Tag Archives: Null Hypothesis Significance Testing (NHST)

Null Hypothesis Significance Testing: What you should know (Part 3)

In previous articles we have considered some basic concepts related to null hypothesis significance testing. This article will discuss the origins of null hypothesis significance testing.

The origins of Null Hypothesis Significance Testing

Although the popular perception is that significance testing is a modern concept, its origins can be traced back to the 18th century. Further, the modern approach of Null Hypothesis Significance Testing (NHST) is a combination of two distinct approaches: Fisher’s significance testing, and Neyman-Pearson’s hypothesis testing. We will consider these briefly in turn.

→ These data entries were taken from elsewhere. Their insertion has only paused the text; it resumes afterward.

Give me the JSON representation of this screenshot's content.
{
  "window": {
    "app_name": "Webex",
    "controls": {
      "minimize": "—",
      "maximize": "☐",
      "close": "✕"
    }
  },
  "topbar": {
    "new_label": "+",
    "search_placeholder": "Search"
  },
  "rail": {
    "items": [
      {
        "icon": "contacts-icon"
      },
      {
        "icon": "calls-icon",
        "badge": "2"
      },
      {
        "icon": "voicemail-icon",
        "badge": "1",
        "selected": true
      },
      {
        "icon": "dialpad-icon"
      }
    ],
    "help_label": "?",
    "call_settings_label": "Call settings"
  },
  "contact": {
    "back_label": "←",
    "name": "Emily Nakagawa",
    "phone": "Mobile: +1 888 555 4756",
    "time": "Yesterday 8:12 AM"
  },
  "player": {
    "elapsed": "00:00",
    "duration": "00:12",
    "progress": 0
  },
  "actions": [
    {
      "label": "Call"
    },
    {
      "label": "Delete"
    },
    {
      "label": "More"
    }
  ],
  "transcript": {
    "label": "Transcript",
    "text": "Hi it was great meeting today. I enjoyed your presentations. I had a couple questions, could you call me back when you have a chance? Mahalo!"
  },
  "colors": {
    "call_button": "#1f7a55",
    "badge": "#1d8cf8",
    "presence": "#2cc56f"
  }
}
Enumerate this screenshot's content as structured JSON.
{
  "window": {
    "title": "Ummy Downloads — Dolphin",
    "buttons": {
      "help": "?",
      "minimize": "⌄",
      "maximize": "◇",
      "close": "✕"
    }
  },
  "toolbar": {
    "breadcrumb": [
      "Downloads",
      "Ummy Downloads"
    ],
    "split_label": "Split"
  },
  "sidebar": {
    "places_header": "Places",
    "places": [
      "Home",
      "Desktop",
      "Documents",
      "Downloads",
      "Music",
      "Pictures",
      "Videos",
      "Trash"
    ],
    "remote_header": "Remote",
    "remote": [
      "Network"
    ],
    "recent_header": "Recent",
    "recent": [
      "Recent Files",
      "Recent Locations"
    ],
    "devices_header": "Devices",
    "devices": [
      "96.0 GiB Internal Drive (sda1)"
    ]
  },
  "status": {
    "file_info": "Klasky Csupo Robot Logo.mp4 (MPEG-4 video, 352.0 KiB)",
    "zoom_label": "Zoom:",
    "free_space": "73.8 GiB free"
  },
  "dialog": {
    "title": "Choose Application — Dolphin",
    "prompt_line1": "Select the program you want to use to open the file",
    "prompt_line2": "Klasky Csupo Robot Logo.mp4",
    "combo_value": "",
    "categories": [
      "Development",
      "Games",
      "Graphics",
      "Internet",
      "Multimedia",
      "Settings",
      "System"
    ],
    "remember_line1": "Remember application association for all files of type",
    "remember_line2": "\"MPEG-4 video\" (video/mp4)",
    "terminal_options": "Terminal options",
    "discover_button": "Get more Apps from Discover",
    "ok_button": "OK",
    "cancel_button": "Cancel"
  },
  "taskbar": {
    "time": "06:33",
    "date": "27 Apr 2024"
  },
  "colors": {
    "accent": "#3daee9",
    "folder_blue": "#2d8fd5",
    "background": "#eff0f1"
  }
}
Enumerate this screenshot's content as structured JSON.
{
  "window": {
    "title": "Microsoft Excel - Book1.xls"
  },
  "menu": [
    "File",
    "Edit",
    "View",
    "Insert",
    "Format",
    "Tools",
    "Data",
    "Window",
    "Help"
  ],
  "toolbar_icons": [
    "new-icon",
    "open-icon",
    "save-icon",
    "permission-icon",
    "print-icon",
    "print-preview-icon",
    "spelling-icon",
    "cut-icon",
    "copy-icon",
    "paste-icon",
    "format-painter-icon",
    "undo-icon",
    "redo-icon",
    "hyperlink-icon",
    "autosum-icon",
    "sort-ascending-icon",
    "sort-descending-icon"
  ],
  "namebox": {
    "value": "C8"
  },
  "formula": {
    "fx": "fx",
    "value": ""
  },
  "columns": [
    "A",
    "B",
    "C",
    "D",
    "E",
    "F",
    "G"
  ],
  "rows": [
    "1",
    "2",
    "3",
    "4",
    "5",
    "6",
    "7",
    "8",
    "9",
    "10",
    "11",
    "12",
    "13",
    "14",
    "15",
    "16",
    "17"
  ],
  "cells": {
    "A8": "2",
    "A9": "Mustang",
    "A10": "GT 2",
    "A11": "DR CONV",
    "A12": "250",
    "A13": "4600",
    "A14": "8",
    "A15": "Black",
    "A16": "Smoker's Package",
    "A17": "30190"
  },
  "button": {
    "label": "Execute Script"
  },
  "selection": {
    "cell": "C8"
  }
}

First significance test?

John Arbuthnot (physician to England’s Queen Anne) is credited with performing the first significance test. He examined birth records in London for the years 1629-1710 and observed that the number of male births exceeded female births every year. Assuming excess male births as likely as excess female births (the null hypothesis in modern terms), he calculated the probability of the observed outcome to be 0.5^82 (or 2.067952 *10^-25). He concluded that this very small probability ruled out chance and provided evidence for the existence of God.

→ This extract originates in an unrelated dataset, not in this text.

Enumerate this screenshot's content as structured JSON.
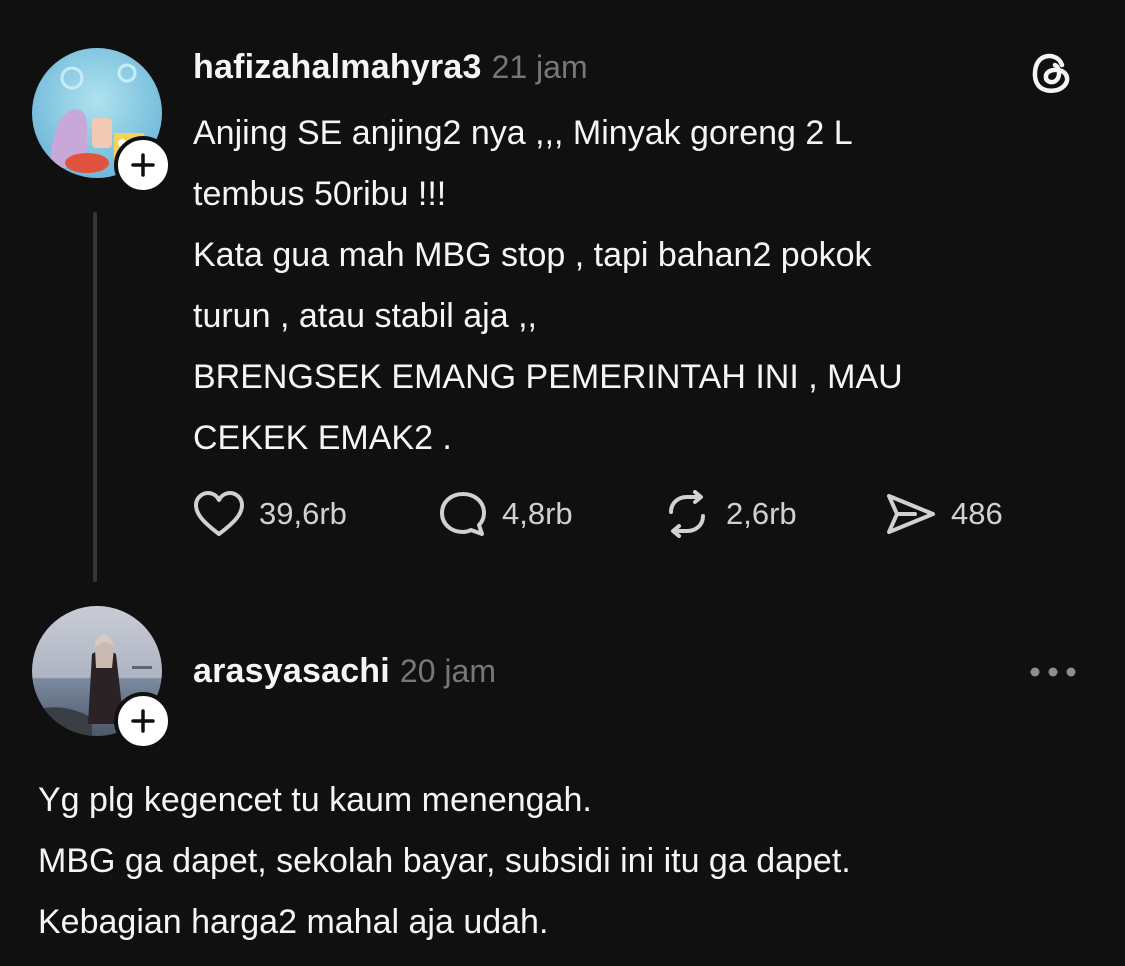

In modern terms, he rejected the null hypothesis at p = ½^82 significance level. Of course, Arbuthnot did not use any of the terms used in modern null hypothesis significance testing to describe his observations.